■ **EXERCISE AIM**: Collect every line of the records below that contains the word "value".

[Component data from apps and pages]
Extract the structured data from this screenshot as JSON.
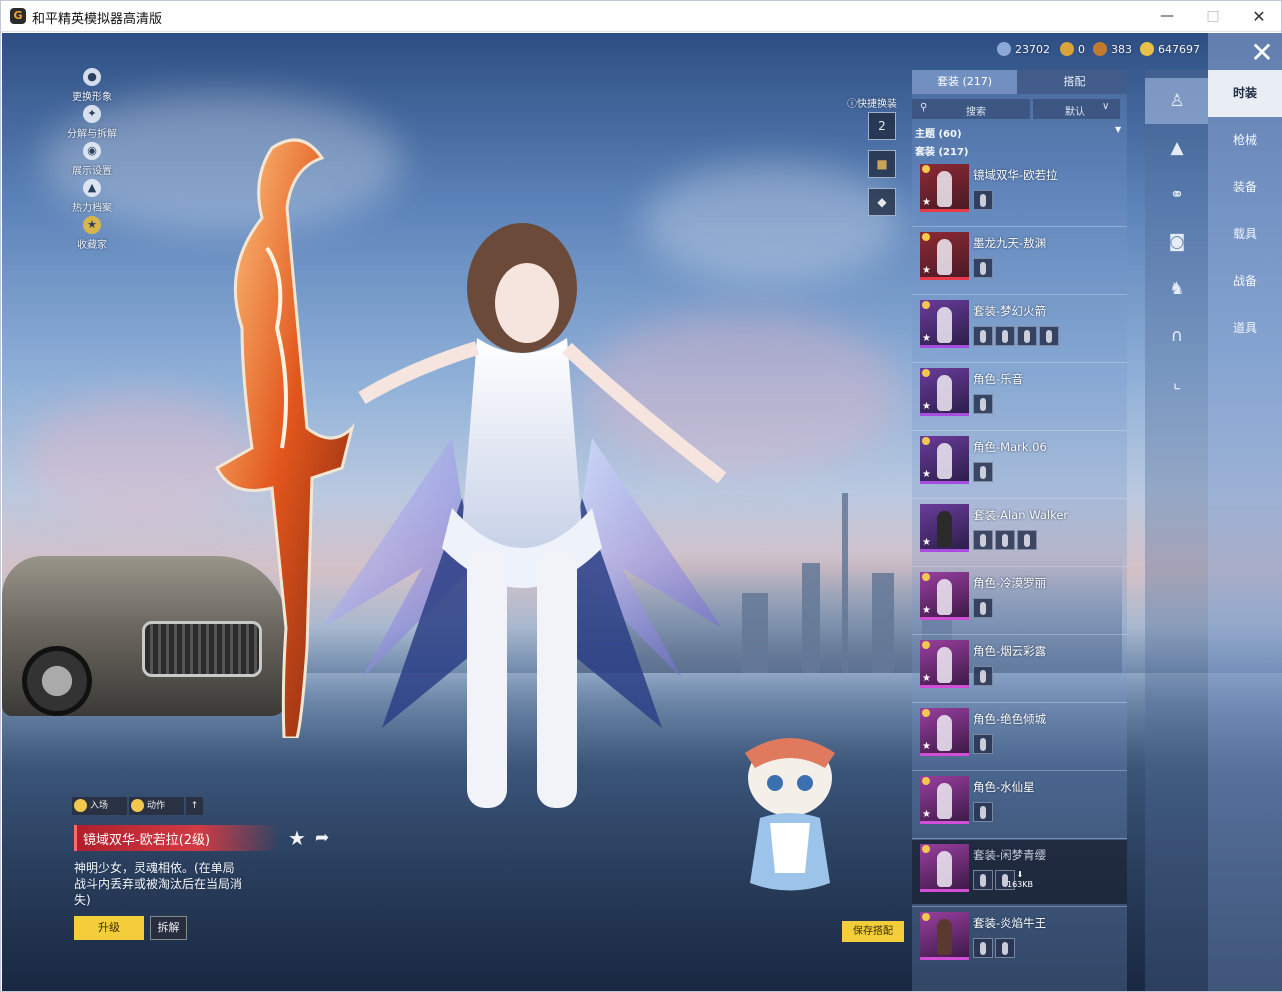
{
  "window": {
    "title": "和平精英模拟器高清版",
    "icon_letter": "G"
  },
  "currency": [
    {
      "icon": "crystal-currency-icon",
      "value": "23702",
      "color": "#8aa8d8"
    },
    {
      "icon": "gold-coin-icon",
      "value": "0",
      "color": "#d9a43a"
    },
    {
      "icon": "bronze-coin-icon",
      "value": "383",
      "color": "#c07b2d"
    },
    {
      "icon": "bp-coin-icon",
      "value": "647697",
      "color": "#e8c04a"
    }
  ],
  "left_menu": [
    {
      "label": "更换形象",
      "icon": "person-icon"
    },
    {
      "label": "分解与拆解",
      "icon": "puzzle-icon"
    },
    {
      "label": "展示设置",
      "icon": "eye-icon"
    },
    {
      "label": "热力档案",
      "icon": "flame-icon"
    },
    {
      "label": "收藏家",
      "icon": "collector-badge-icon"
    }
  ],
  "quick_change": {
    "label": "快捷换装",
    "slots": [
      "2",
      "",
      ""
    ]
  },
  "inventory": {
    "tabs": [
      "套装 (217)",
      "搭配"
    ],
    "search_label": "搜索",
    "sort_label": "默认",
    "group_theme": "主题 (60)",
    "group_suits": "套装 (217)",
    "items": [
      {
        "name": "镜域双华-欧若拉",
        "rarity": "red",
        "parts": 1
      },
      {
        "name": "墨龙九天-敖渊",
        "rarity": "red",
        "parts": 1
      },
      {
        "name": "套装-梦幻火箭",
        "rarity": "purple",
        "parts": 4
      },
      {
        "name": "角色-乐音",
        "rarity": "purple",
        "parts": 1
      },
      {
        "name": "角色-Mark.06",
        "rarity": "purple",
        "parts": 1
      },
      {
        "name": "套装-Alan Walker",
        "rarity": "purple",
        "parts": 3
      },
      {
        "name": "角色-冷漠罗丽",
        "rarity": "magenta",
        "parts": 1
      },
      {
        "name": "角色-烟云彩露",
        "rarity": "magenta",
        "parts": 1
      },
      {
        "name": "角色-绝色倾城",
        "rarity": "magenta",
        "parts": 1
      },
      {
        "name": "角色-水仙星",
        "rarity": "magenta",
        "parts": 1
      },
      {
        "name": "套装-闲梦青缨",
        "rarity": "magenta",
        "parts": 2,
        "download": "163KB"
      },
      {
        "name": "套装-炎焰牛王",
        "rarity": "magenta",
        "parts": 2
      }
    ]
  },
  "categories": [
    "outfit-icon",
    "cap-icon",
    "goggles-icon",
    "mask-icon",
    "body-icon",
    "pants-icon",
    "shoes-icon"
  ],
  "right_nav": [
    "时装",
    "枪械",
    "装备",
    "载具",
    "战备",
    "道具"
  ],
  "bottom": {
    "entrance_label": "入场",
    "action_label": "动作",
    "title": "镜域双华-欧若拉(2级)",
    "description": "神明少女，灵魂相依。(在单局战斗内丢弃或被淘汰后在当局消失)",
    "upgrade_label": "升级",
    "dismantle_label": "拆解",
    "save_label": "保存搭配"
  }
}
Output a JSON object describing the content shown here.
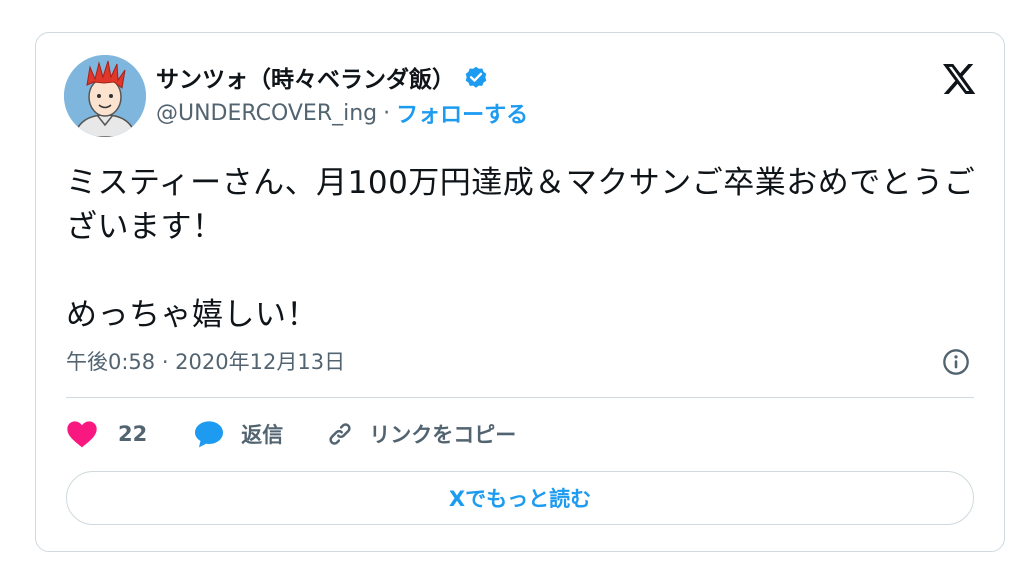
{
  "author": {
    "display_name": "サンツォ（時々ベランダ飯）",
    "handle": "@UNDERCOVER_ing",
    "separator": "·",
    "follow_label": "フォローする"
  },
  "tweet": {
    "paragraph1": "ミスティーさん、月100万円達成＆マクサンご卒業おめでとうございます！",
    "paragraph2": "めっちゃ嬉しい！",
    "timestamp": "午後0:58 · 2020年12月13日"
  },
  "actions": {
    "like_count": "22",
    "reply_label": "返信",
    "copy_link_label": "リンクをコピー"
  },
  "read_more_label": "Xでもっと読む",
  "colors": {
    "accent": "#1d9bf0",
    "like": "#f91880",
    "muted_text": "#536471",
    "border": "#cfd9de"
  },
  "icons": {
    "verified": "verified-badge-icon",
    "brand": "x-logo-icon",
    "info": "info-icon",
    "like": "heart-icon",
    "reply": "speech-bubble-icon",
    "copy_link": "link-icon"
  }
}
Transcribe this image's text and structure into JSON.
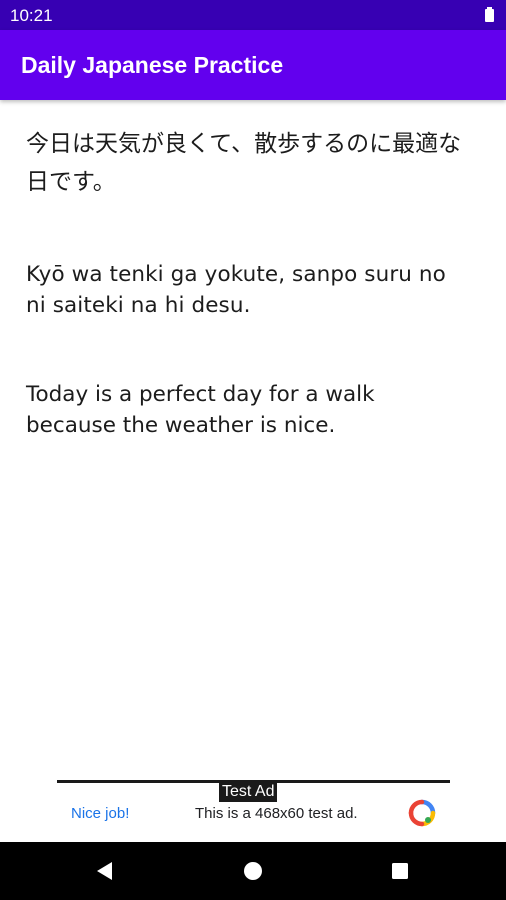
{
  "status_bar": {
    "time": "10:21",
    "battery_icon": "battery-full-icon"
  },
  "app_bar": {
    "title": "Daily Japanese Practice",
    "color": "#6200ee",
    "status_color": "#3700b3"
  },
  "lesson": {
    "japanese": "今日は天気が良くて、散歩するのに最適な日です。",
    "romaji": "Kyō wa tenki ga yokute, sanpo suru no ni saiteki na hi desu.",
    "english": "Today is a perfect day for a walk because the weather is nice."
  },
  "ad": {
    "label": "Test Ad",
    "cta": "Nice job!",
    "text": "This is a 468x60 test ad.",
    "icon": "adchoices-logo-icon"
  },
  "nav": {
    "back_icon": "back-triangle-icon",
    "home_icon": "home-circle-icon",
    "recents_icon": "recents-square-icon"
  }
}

■ **TASK RESULT**:
      "value": "23702",
      "value": "0",
      "value": "383",
      "value": "647697",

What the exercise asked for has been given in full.